The coverage is where things get interesting. The linebackers and Eric Murray (at LB depth) are playing zone underneath, which will quickly tackle in crossing routes, passes to the flat or boundary out patterns under 10 yards. The two deep safeties go robber, accounting for any fly routes, deep posts or post-flags into the boundary. On the field side, the DBs are in man coverage.
Michigan's routes call for flys and slugos with a quick hitch to the outside and a TE cross.
As you can no doubt see, the fly and slugo are accounted for by the man-to-man defender and the free safety, respectively, with the slot receiver double covered by the man defenders if they are, in fact, playing quarters. The TE cross is not only in front of the zone, but directly in the path of the dropping Amaefula. The hitch will do nothing, nor will a dump off to the back (who is in pass pro anyway). If Morris feels the pressure and tries to dump it off to the cross, it'll most certainly be a PBU or could be picked.
This is what Claeys does: forcing QBs into poor decisions based off pressure that could produce a turnover. As it turned out, a bull rush from the possessed Botticelli caused Morris to panic and scramble, with indeed created a fumble recovery.
LEARNING TO PUTT
Limey did a thing where he broke a tendency and made an overly aggressive defense pay. I know, weird.
On Minnesota's first touchdown, one predicated on effectively mixing RB and flanker screens, Limegrover finds himself in a fairly standard position: 3rd and 1, with David Cobb going full danger man against the Wolverine front 7. The Gophers line up in 22 personnel, and everyone in Michigan Stadium expects Cobb to get the hand-off.
Naturally, Greg Mattison is going to run blitz this formation to death. Sweet blitz broheim:
Trouble is, this was as perfectly timed a call from an OC you'll find. The outside rusher doesn't contain, which could be a result of instruction in practice that Mitch Leidner would have limited mobility and, of course, that Minnesota rarely does play action bootlegs. Isaac Fruechte clears the area by running into the end zone, taking his defender with him. The defenders responsible for the backside tight ends hesitate a bit on the PA fake, allowing Drew Goodger and Maxx Williams to get open on the post and drag.

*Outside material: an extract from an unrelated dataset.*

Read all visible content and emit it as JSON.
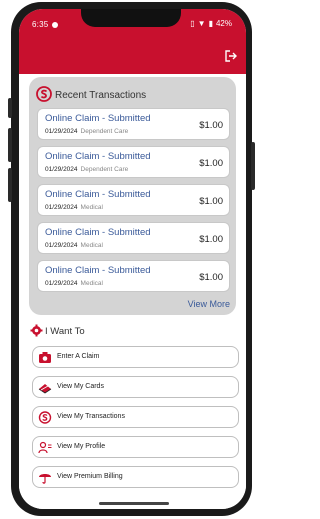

Credit where credit is due, this was a masterful call by Matt Limegrover. Not only was everyone on the Michigan side fooled, but he had Goodger open in the end-zone if Mitch decided not to keep it himself. The entire drive was tendency breaking and constraint plays at the most critical of times (since Michigan had just taken a 7-0 lead), allowing the Gophers to answer and keep the game close. If nothing else, showing the ability to screen and run bootlegs will serve as counters to defensive edge pressures, which could in turn free up more effective zone reads.